## DATA TO USE
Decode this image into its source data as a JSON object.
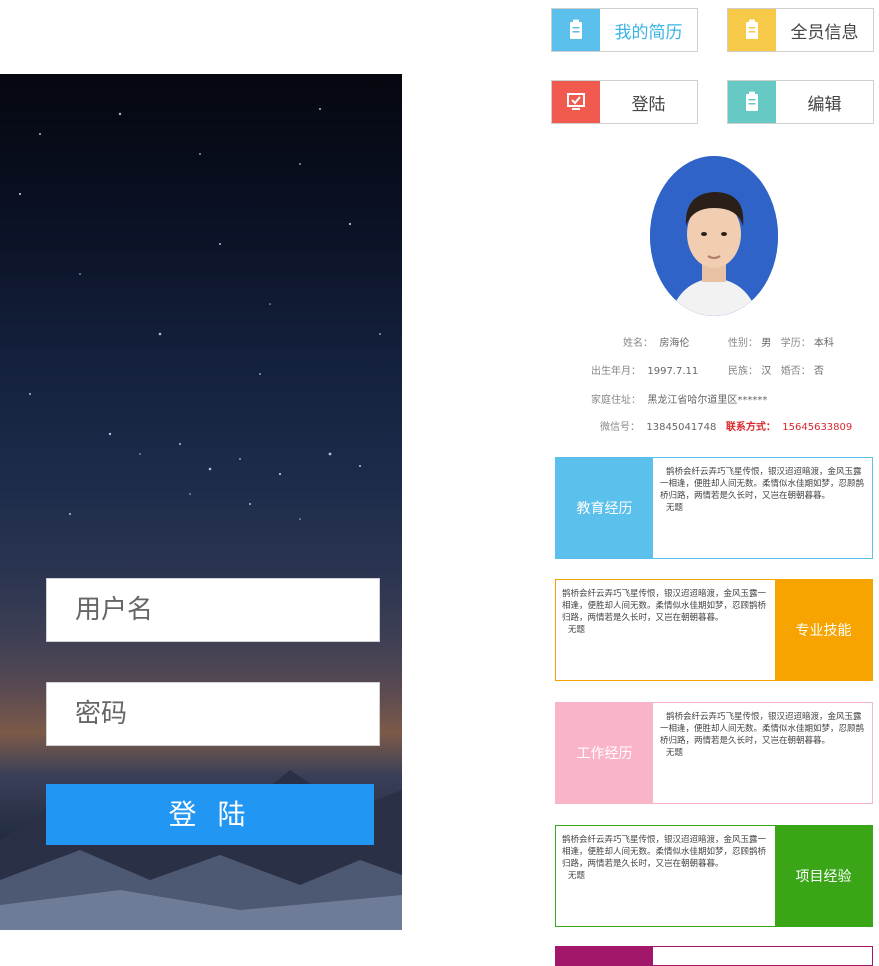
{
  "login": {
    "username_placeholder": "用户名",
    "password_placeholder": "密码",
    "submit_label": "登 陆"
  },
  "nav": {
    "my_resume": "我的简历",
    "all_info": "全员信息",
    "login": "登陆",
    "edit": "编辑"
  },
  "profile": {
    "name_label": "姓名：",
    "name_value": "房海伦",
    "gender_label": "性别：",
    "gender_value": "男",
    "edu_label": "学历：",
    "edu_value": "本科",
    "birth_label": "出生年月：",
    "birth_value": "1997.7.11",
    "ethnic_label": "民族：",
    "ethnic_value": "汉",
    "married_label": "婚否：",
    "married_value": "否",
    "address_label": "家庭住址：",
    "address_value": "黑龙江省哈尔道里区******",
    "wechat_label": "微信号：",
    "wechat_value": "13845041748",
    "contact_label": "联系方式：",
    "contact_value": "15645633809"
  },
  "sections": {
    "education": {
      "title": "教育经历",
      "text": "鹊桥会纤云弄巧飞星传恨，银汉迢迢暗渡，金风玉露一相逢，便胜却人间无数。柔情似水佳期如梦，忍顾鹊桥归路，两情若是久长时，又岂在朝朝暮暮。",
      "sign": "无题"
    },
    "skills": {
      "title": "专业技能",
      "text": "鹊桥会纤云弄巧飞星传恨，银汉迢迢暗渡，金风玉露一相逢，便胜却人间无数。柔情似水佳期如梦，忍顾鹊桥归路，两情若是久长时，又岂在朝朝暮暮。",
      "sign": "无题"
    },
    "work": {
      "title": "工作经历",
      "text": "鹊桥会纤云弄巧飞星传恨，银汉迢迢暗渡，金风玉露一相逢，便胜却人间无数。柔情似水佳期如梦，忍顾鹊桥归路，两情若是久长时，又岂在朝朝暮暮。",
      "sign": "无题"
    },
    "project": {
      "title": "项目经验",
      "text": "鹊桥会纤云弄巧飞星传恨，银汉迢迢暗渡，金风玉露一相逢，便胜却人间无数。柔情似水佳期如梦，忍顾鹊桥归路，两情若是久长时，又岂在朝朝暮暮。",
      "sign": "无题"
    }
  },
  "colors": {
    "login_button": "#2196f3",
    "education": "#5bc0eb",
    "skills": "#f7a400",
    "work": "#f9b4c8",
    "project": "#3aa517",
    "extra": "#a3176b"
  },
  "icons": [
    "document-icon",
    "document-icon",
    "presentation-icon",
    "document-icon"
  ]
}
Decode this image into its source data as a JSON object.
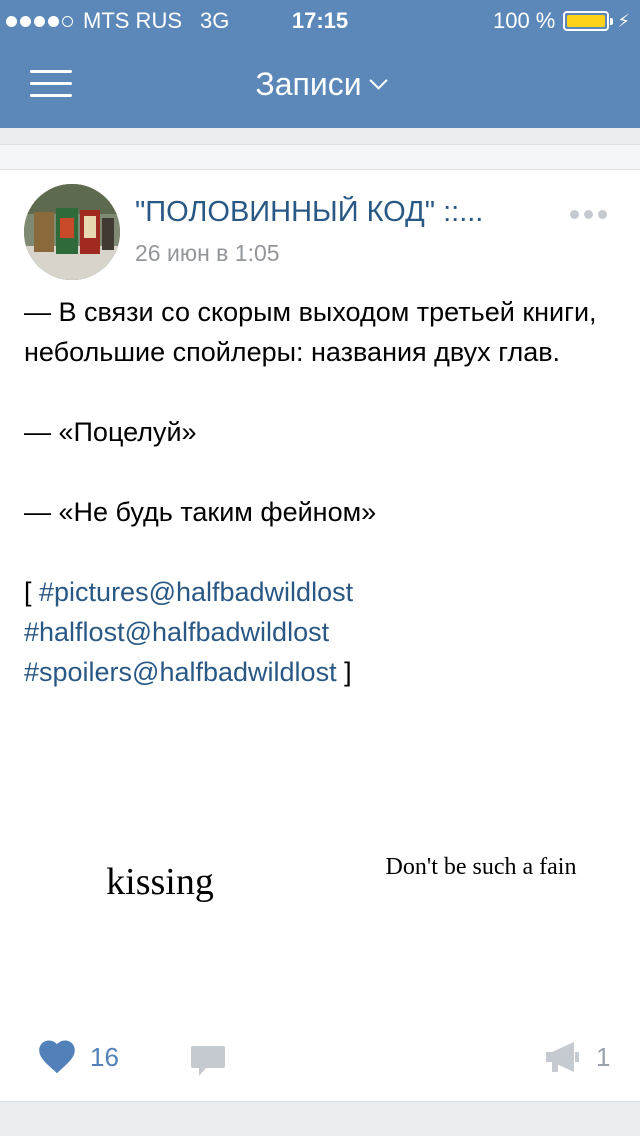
{
  "status_bar": {
    "carrier": "MTS RUS",
    "network": "3G",
    "time": "17:15",
    "battery": "100 %",
    "battery_level_percent": 100
  },
  "nav": {
    "title": "Записи",
    "menu_icon": "hamburger-icon",
    "dropdown_icon": "chevron-down-icon"
  },
  "post": {
    "author": "\"ПОЛОВИННЫЙ КОД\" ::...",
    "date": "26 июн в 1:05",
    "avatar_icon": "group-avatar",
    "lines": [
      "— В связи со скорым выходом третьей книги, небольшие спойлеры: названия двух глав.",
      "— «Поцелуй»",
      "— «Не будь таким фейном»"
    ],
    "tags_open": "[ ",
    "tags": [
      "#pictures@halfbadwildlost",
      "#halflost@halfbadwildlost",
      "#spoilers@halfbadwildlost"
    ],
    "tags_close": " ]",
    "images": [
      {
        "caption": "kissing"
      },
      {
        "caption": "Don't be such a fain"
      }
    ]
  },
  "actions": {
    "likes": "16",
    "shares": "1",
    "like_icon": "heart-icon",
    "comment_icon": "comment-icon",
    "share_icon": "megaphone-icon",
    "like_color": "#5181b8",
    "muted_color": "#c5cad1"
  },
  "colors": {
    "header": "#5b88b8",
    "link": "#2a5885",
    "battery": "#ffd21a"
  }
}
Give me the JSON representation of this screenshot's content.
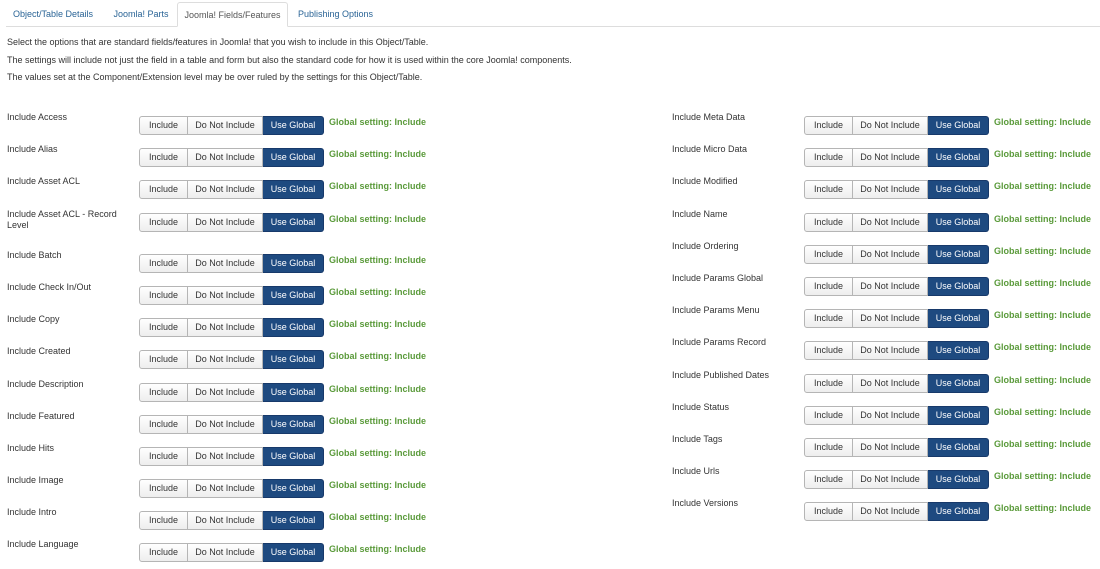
{
  "tabs": [
    {
      "label": "Object/Table Details"
    },
    {
      "label": "Joomla! Parts"
    },
    {
      "label": "Joomla! Fields/Features"
    },
    {
      "label": "Publishing Options"
    }
  ],
  "intro": [
    "Select the options that are standard fields/features in Joomla! that you wish to include in this Object/Table.",
    "The settings will include not just the field in a table and form but also the standard code for how it is used within the core Joomla! components.",
    "The values set at the Component/Extension level may be over ruled by the settings for this Object/Table."
  ],
  "options": {
    "include": "Include",
    "exclude": "Do Not Include",
    "global": "Use Global"
  },
  "global_note": "Global setting: Include",
  "colors": {
    "active": "#1e4a80",
    "global_text": "#5a9a3a",
    "tab_link": "#2a6496"
  },
  "left_fields": [
    {
      "label": "Include Access",
      "selected": "global"
    },
    {
      "label": "Include Alias",
      "selected": "global"
    },
    {
      "label": "Include Asset ACL",
      "selected": "global"
    },
    {
      "label": "Include Asset ACL - Record Level",
      "selected": "global"
    },
    {
      "label": "Include Batch",
      "selected": "global"
    },
    {
      "label": "Include Check In/Out",
      "selected": "global"
    },
    {
      "label": "Include Copy",
      "selected": "global"
    },
    {
      "label": "Include Created",
      "selected": "global"
    },
    {
      "label": "Include Description",
      "selected": "global"
    },
    {
      "label": "Include Featured",
      "selected": "global"
    },
    {
      "label": "Include Hits",
      "selected": "global"
    },
    {
      "label": "Include Image",
      "selected": "global"
    },
    {
      "label": "Include Intro",
      "selected": "global"
    },
    {
      "label": "Include Language",
      "selected": "global"
    }
  ],
  "right_fields": [
    {
      "label": "Include Meta Data",
      "selected": "global"
    },
    {
      "label": "Include Micro Data",
      "selected": "global"
    },
    {
      "label": "Include Modified",
      "selected": "global"
    },
    {
      "label": "Include Name",
      "selected": "global"
    },
    {
      "label": "Include Ordering",
      "selected": "global"
    },
    {
      "label": "Include Params Global",
      "selected": "global"
    },
    {
      "label": "Include Params Menu",
      "selected": "global"
    },
    {
      "label": "Include Params Record",
      "selected": "global"
    },
    {
      "label": "Include Published Dates",
      "selected": "global"
    },
    {
      "label": "Include Status",
      "selected": "global"
    },
    {
      "label": "Include Tags",
      "selected": "global"
    },
    {
      "label": "Include Urls",
      "selected": "global"
    },
    {
      "label": "Include Versions",
      "selected": "global"
    }
  ]
}
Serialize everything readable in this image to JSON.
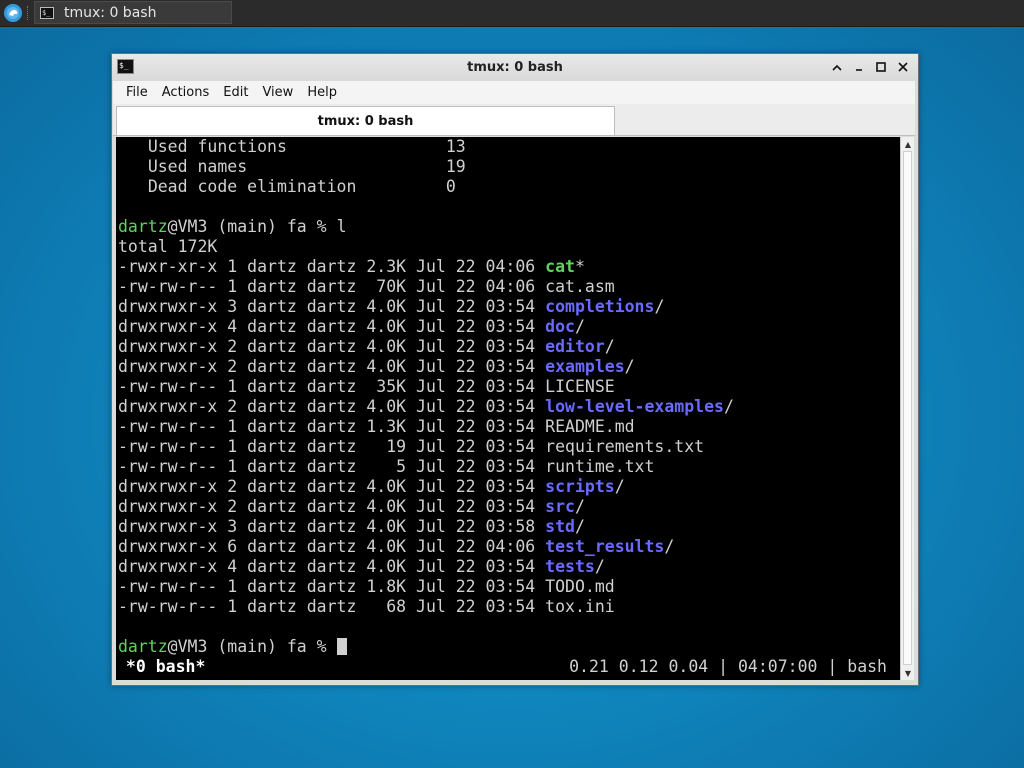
{
  "taskbar": {
    "start_icon": "xfce-logo-icon",
    "task_title": "tmux: 0 bash"
  },
  "window": {
    "title": "tmux: 0 bash",
    "menu": [
      "File",
      "Actions",
      "Edit",
      "View",
      "Help"
    ],
    "tab_title": "tmux: 0 bash",
    "controls": [
      "minimize-icon",
      "restore-icon",
      "maximize-icon",
      "close-icon"
    ]
  },
  "terminal": {
    "summary": [
      {
        "label": "Used functions",
        "value": "13"
      },
      {
        "label": "Used names",
        "value": "19"
      },
      {
        "label": "Dead code elimination",
        "value": "0"
      }
    ],
    "prompt": {
      "user": "dartz",
      "rest": "@VM3 (main) fa % ",
      "command": "l"
    },
    "total": "total 172K",
    "listing": [
      {
        "meta": "-rwxr-xr-x 1 dartz dartz 2.3K Jul 22 04:06 ",
        "name": "cat",
        "suffix": "*",
        "kind": "exec"
      },
      {
        "meta": "-rw-rw-r-- 1 dartz dartz  70K Jul 22 04:06 ",
        "name": "cat.asm",
        "suffix": "",
        "kind": "file"
      },
      {
        "meta": "drwxrwxr-x 3 dartz dartz 4.0K Jul 22 03:54 ",
        "name": "completions",
        "suffix": "/",
        "kind": "dir"
      },
      {
        "meta": "drwxrwxr-x 4 dartz dartz 4.0K Jul 22 03:54 ",
        "name": "doc",
        "suffix": "/",
        "kind": "dir"
      },
      {
        "meta": "drwxrwxr-x 2 dartz dartz 4.0K Jul 22 03:54 ",
        "name": "editor",
        "suffix": "/",
        "kind": "dir"
      },
      {
        "meta": "drwxrwxr-x 2 dartz dartz 4.0K Jul 22 03:54 ",
        "name": "examples",
        "suffix": "/",
        "kind": "dir"
      },
      {
        "meta": "-rw-rw-r-- 1 dartz dartz  35K Jul 22 03:54 ",
        "name": "LICENSE",
        "suffix": "",
        "kind": "file"
      },
      {
        "meta": "drwxrwxr-x 2 dartz dartz 4.0K Jul 22 03:54 ",
        "name": "low-level-examples",
        "suffix": "/",
        "kind": "dir"
      },
      {
        "meta": "-rw-rw-r-- 1 dartz dartz 1.3K Jul 22 03:54 ",
        "name": "README.md",
        "suffix": "",
        "kind": "file"
      },
      {
        "meta": "-rw-rw-r-- 1 dartz dartz   19 Jul 22 03:54 ",
        "name": "requirements.txt",
        "suffix": "",
        "kind": "file"
      },
      {
        "meta": "-rw-rw-r-- 1 dartz dartz    5 Jul 22 03:54 ",
        "name": "runtime.txt",
        "suffix": "",
        "kind": "file"
      },
      {
        "meta": "drwxrwxr-x 2 dartz dartz 4.0K Jul 22 03:54 ",
        "name": "scripts",
        "suffix": "/",
        "kind": "dir"
      },
      {
        "meta": "drwxrwxr-x 2 dartz dartz 4.0K Jul 22 03:54 ",
        "name": "src",
        "suffix": "/",
        "kind": "dir"
      },
      {
        "meta": "drwxrwxr-x 3 dartz dartz 4.0K Jul 22 03:58 ",
        "name": "std",
        "suffix": "/",
        "kind": "dir"
      },
      {
        "meta": "drwxrwxr-x 6 dartz dartz 4.0K Jul 22 04:06 ",
        "name": "test_results",
        "suffix": "/",
        "kind": "dir"
      },
      {
        "meta": "drwxrwxr-x 4 dartz dartz 4.0K Jul 22 03:54 ",
        "name": "tests",
        "suffix": "/",
        "kind": "dir"
      },
      {
        "meta": "-rw-rw-r-- 1 dartz dartz 1.8K Jul 22 03:54 ",
        "name": "TODO.md",
        "suffix": "",
        "kind": "file"
      },
      {
        "meta": "-rw-rw-r-- 1 dartz dartz   68 Jul 22 03:54 ",
        "name": "tox.ini",
        "suffix": "",
        "kind": "file"
      }
    ],
    "prompt2": {
      "user": "dartz",
      "rest": "@VM3 (main) fa % "
    },
    "status_left": " *0 bash*",
    "status_right": "0.21 0.12 0.04 | 04:07:00 | bash"
  },
  "colors": {
    "prompt_user": "#5fd35f",
    "directory": "#6a6aff",
    "executable": "#5fd35f",
    "terminal_bg": "#000000"
  }
}
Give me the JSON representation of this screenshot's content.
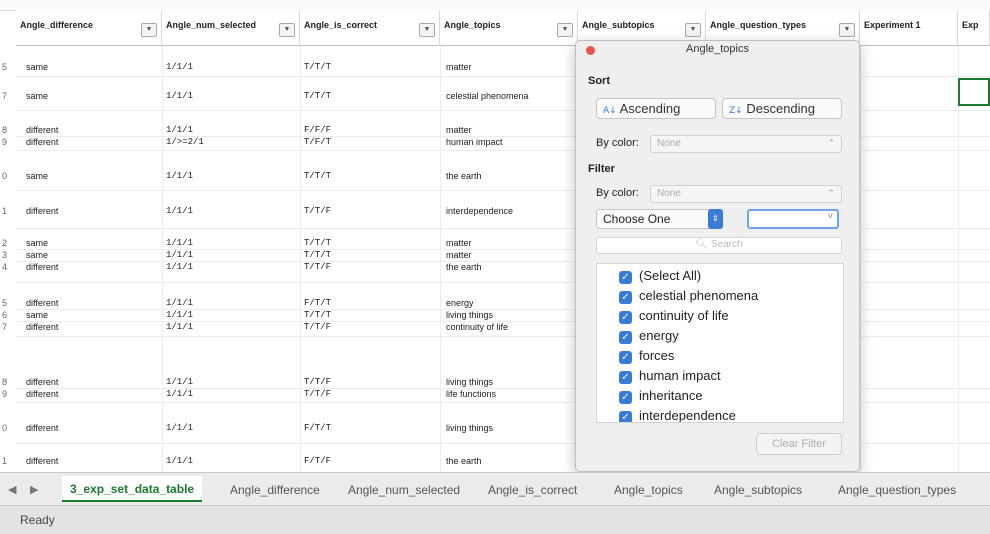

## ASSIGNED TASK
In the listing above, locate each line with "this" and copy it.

## TASK RESPONSE
Decode this image into its source data as a JSON object.
Decode this image into its source data as a JSON object.
Give me the JSON representation of this screenshot's content.
    "Select the options that are standard fields/features in Joomla! that you wish to include in this Object/Table.",
    "The values set at the Component/Extension level may be over ruled by the settings for this Object/Table."
Serialize everything readable in this image to JSON.
Give me the JSON representation of this screenshot's content.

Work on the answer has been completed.